This collection is a cabinet of curiosities compiled by Sydney-based Paul K (also known as PK or peakay). It contains rare book illustrations and drawings from digital repositories, covering a wide range of “styles, topics and time periods… from astronomy to zoology and from Art Nouveau to the Renaissance”, as indicated by PK. Each set of images are accompanied by a URL linking to the bibliodyssey website that contains the background commentaries. A book titled “BibliOdyssey : archival images from the Internet” was also published in 2007 based on the compilation.
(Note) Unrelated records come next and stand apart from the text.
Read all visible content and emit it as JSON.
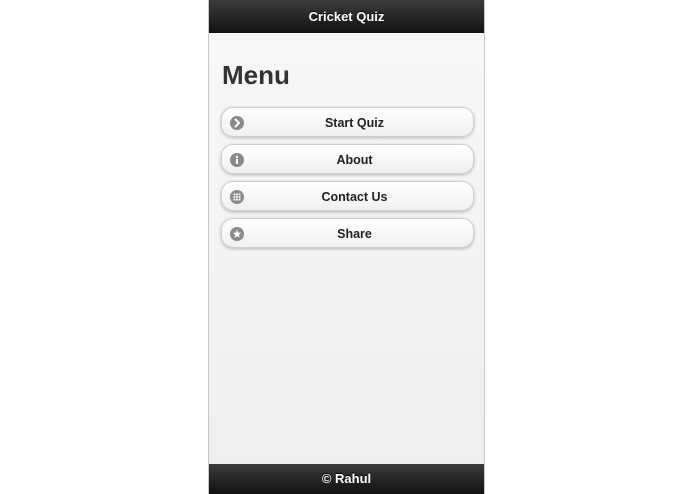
{
  "header": {
    "title": "Cricket Quiz"
  },
  "page": {
    "title": "Menu"
  },
  "menu": {
    "items": [
      {
        "label": "Start Quiz",
        "icon": "arrow-right-icon"
      },
      {
        "label": "About",
        "icon": "info-icon"
      },
      {
        "label": "Contact Us",
        "icon": "grid-icon"
      },
      {
        "label": "Share",
        "icon": "star-icon"
      }
    ]
  },
  "footer": {
    "text": "© Rahul"
  },
  "colors": {
    "bar_background": "#1a1a1a",
    "page_background": "#f2f2f2",
    "icon_gray": "#8a8a8a"
  }
}
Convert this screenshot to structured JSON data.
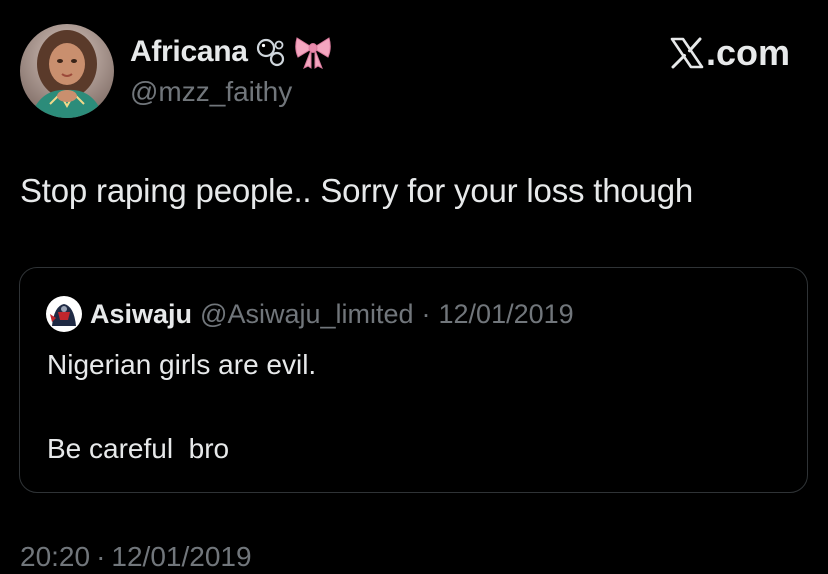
{
  "author": {
    "display_name": "Africana",
    "handle": "@mzz_faithy",
    "emojis": [
      "bubbles-emoji",
      "ribbon-emoji"
    ]
  },
  "brand": {
    "logo_text": ".com"
  },
  "tweet": {
    "text": "Stop raping people.. Sorry for your loss though"
  },
  "quote": {
    "display_name": "Asiwaju",
    "handle": "@Asiwaju_limited",
    "separator": "·",
    "date": "12/01/2019",
    "line1": "Nigerian girls are evil.",
    "line2": "Be careful  bro"
  },
  "meta": {
    "time": "20:20",
    "separator": "·",
    "date": "12/01/2019"
  },
  "colors": {
    "background": "#000000",
    "text_primary": "#e7e9ea",
    "text_secondary": "#71767b",
    "border": "#2f3336",
    "ribbon_pink": "#f4a6c0"
  }
}
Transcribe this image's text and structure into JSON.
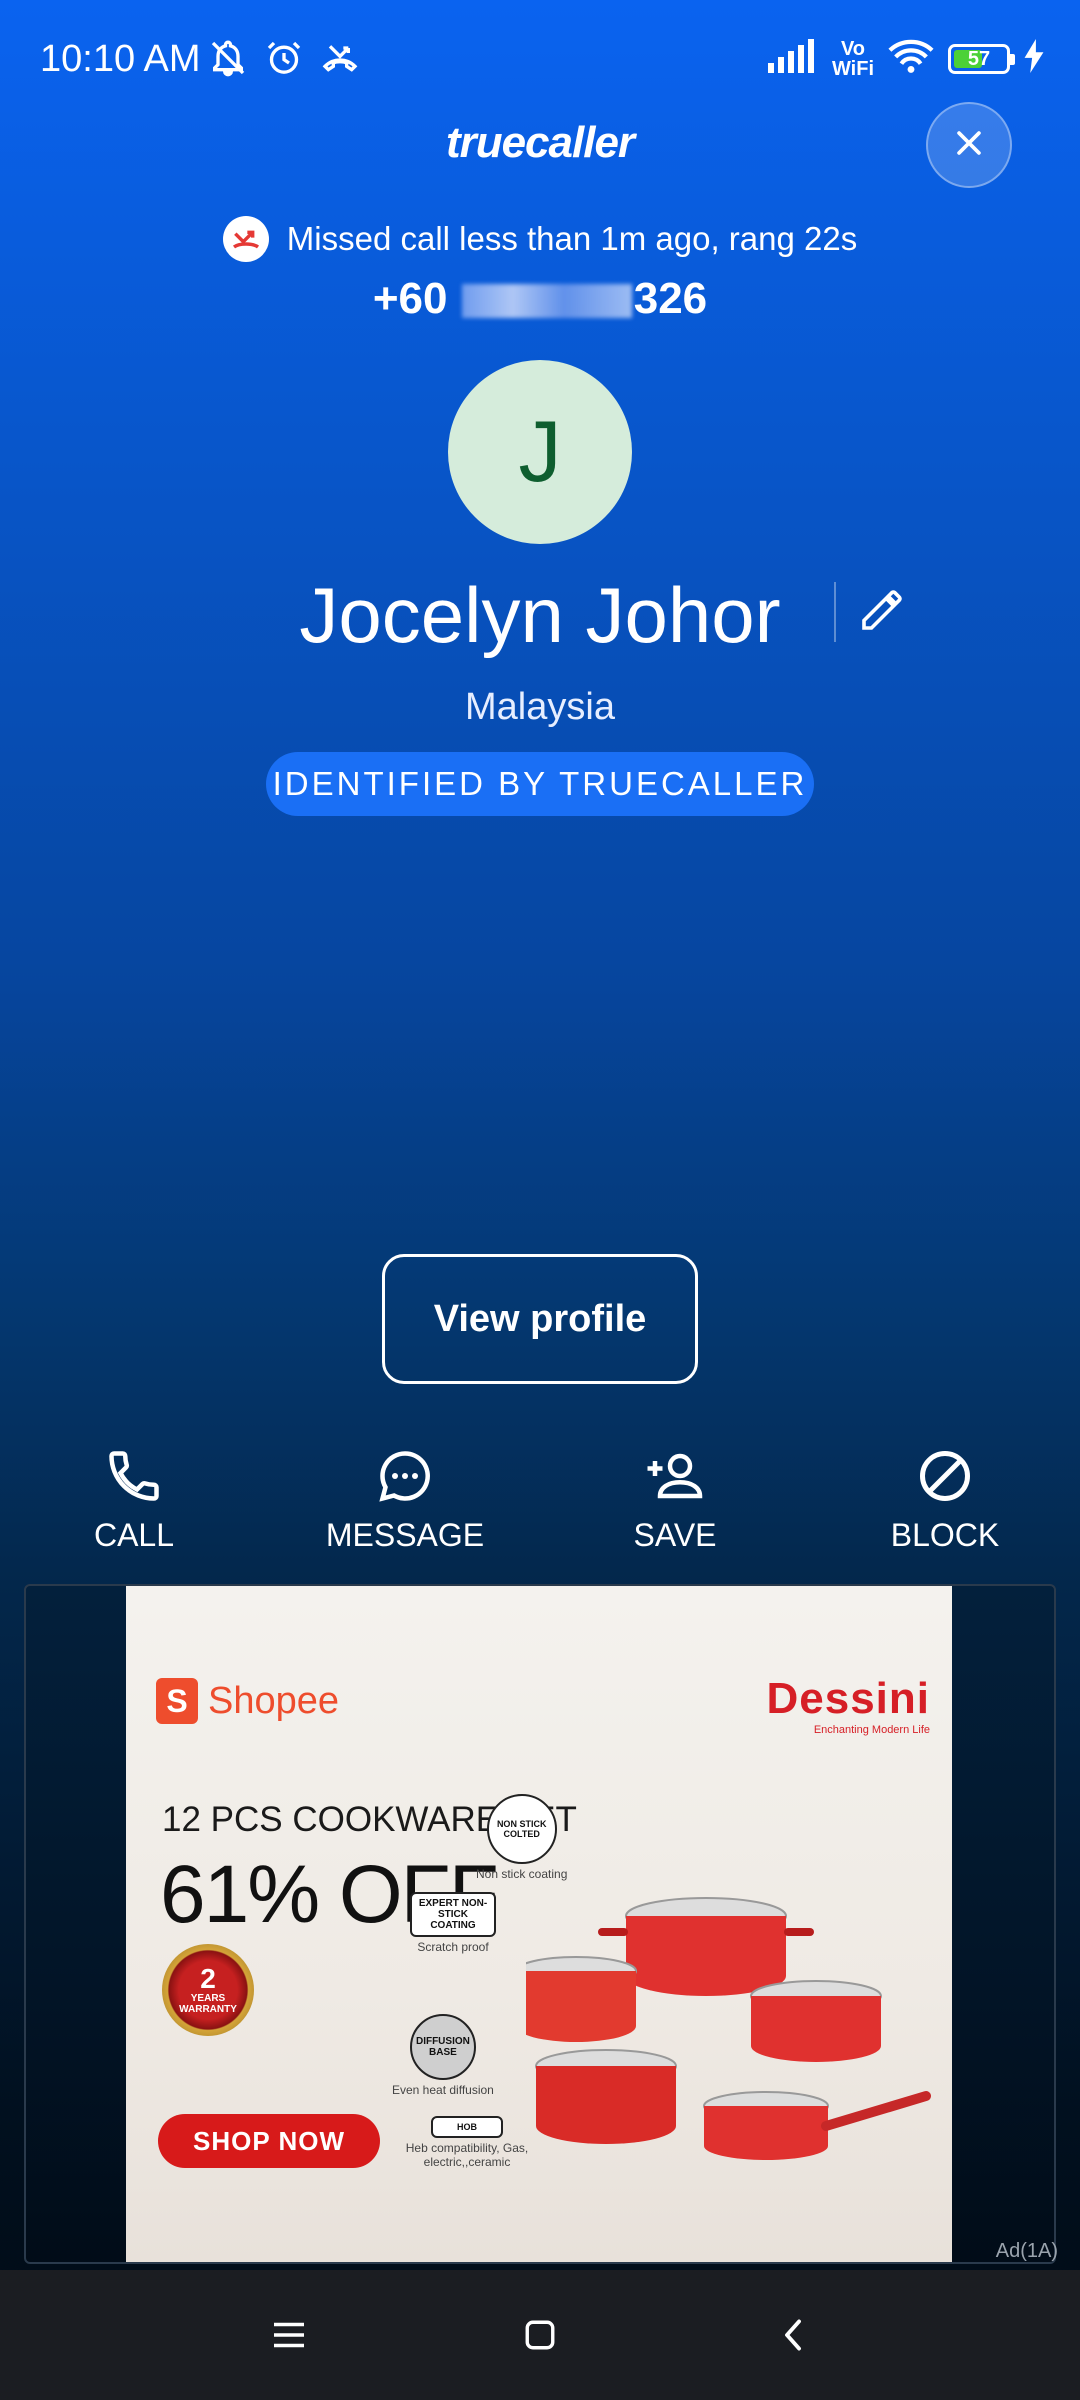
{
  "status_bar": {
    "time": "10:10 AM",
    "left_icons": [
      "notifications-off-icon",
      "alarm-icon",
      "missed-call-icon"
    ],
    "right_icons": [
      "signal-icon",
      "vowifi-icon",
      "wifi-icon",
      "battery-icon",
      "charging-icon"
    ],
    "vowifi_top": "Vo",
    "vowifi_bottom": "WiFi",
    "battery_level": "57",
    "battery_fraction": 0.57
  },
  "header": {
    "brand": "truecaller",
    "close_icon": "close-icon"
  },
  "caller": {
    "missed_text": "Missed call less than 1m ago, rang 22s",
    "phone_prefix": "+60 ",
    "phone_suffix": "326",
    "avatar_letter": "J",
    "name": "Jocelyn Johor",
    "country": "Malaysia",
    "badge": "IDENTIFIED BY TRUECALLER"
  },
  "view_profile_label": "View profile",
  "actions": [
    {
      "label": "CALL",
      "icon": "phone-icon"
    },
    {
      "label": "MESSAGE",
      "icon": "chat-bubble-icon"
    },
    {
      "label": "SAVE",
      "icon": "add-contact-icon"
    },
    {
      "label": "BLOCK",
      "icon": "block-icon"
    }
  ],
  "ad": {
    "shopee": "Shopee",
    "dessini": "Dessini",
    "dessini_tagline": "Enchanting Modern Life",
    "headline": "12 PCS COOKWARE SET",
    "discount": "61% OFF",
    "warranty_num": "2",
    "warranty_text1": "YEARS",
    "warranty_text2": "WARRANTY",
    "shop_now": "SHOP NOW",
    "features": [
      {
        "badge": "NON STICK COLTED",
        "caption": "Non stick coating"
      },
      {
        "badge": "EXPERT NON-STICK COATING",
        "caption": "Scratch proof"
      },
      {
        "badge": "DIFFUSION BASE",
        "caption": "Even heat diffusion"
      },
      {
        "badge": "HOB",
        "caption": "Heb compatibility, Gas, electric,,ceramic"
      }
    ],
    "ad_label": "Ad(1A)",
    "colors": {
      "shopee": "#ee4d2d",
      "dessini": "#d61f26",
      "pot": "#e0312f"
    }
  },
  "nav": {
    "menu_icon": "menu-icon",
    "home_icon": "home-square-icon",
    "back_icon": "back-chevron-icon"
  },
  "colors": {
    "gradient_top": "#0a63f0",
    "badge_bg": "#1a6ff5",
    "avatar_bg": "#d5ecdb",
    "avatar_fg": "#0e5e2f"
  }
}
As of October 2015, more than 10,000 images have been uploaded to Flickr.
Display is “a curated collection of important modern, mid 20th century graphic design books, periodicals, advertisements and ephemera”. Developed by Kind Company, a web and print design agency based in New York, the intention was to spread awareness of Graphic Design as “a source of educational, historical and scholarly analysis for teachers, students, designers and independent researchers”. Images from Display are digitised from original items within the collection.
This collection was started as part of the “All Of Us Or None” (AOUON) archive project by Free Speech Movement activist Michael Rossman in 1977. The objective was “to gather and document posters of modern progressive movements in the United States”. The collection contains more than 20,000 political posters with a focus on “the domestic political poster renaissance that began in 1965 and continues to this day”. Users can search or browse the images.
Since 2013, British Library released more than 1 million images to Flickr Commons. The images were obtained from the Library’s digitised collection of 65,000 books of the 17th, 18th and 19th century. The release of these images indicates the Library’s desire “to improve knowledge of and about them, to enable novel and unexpected ways of using them, and to begin working with researchers to explore and interpret large scale digital collections”. The images are arranged by different themes, such as book covers, illustrated letters, maps, flora and children book illustrations.
Vintage Printable provides images that are believed to be on public domain or out of copyright. Most of the images are focused on vintage naturalist or scientific illustrations. Users can search or browse by different categories.
Developed by The Open Knowledge Foundation, The Public Domain Review is “an online journal and not-for-profit project dedicated to promoting and celebrating the public domain in all its richness and variety”, as according to the website. Images in their collections are derived from a wide range of online archives, that are on public domain. The images are arranged by topics, where users can search or browse by time, style, genre, type, content and rights.
VADS is an “online resource for visual arts”. Over 12 years, VADS built a portfolio of visual art collections, which comprise of “over 100,000 images that are freely available and copyright cleared for use in learning, teaching and research in the UK”. These collections were contributed by various institutions in the UK. Through the site, users can search or browse by collections and themes. VADS also provides a series of resources that were built around the image collections by “specialist authors and lecturers”.
Viintage Graphics is a “public domain image repository” that focuses on the term “vintage”. Through their website, users can browse the images by collections.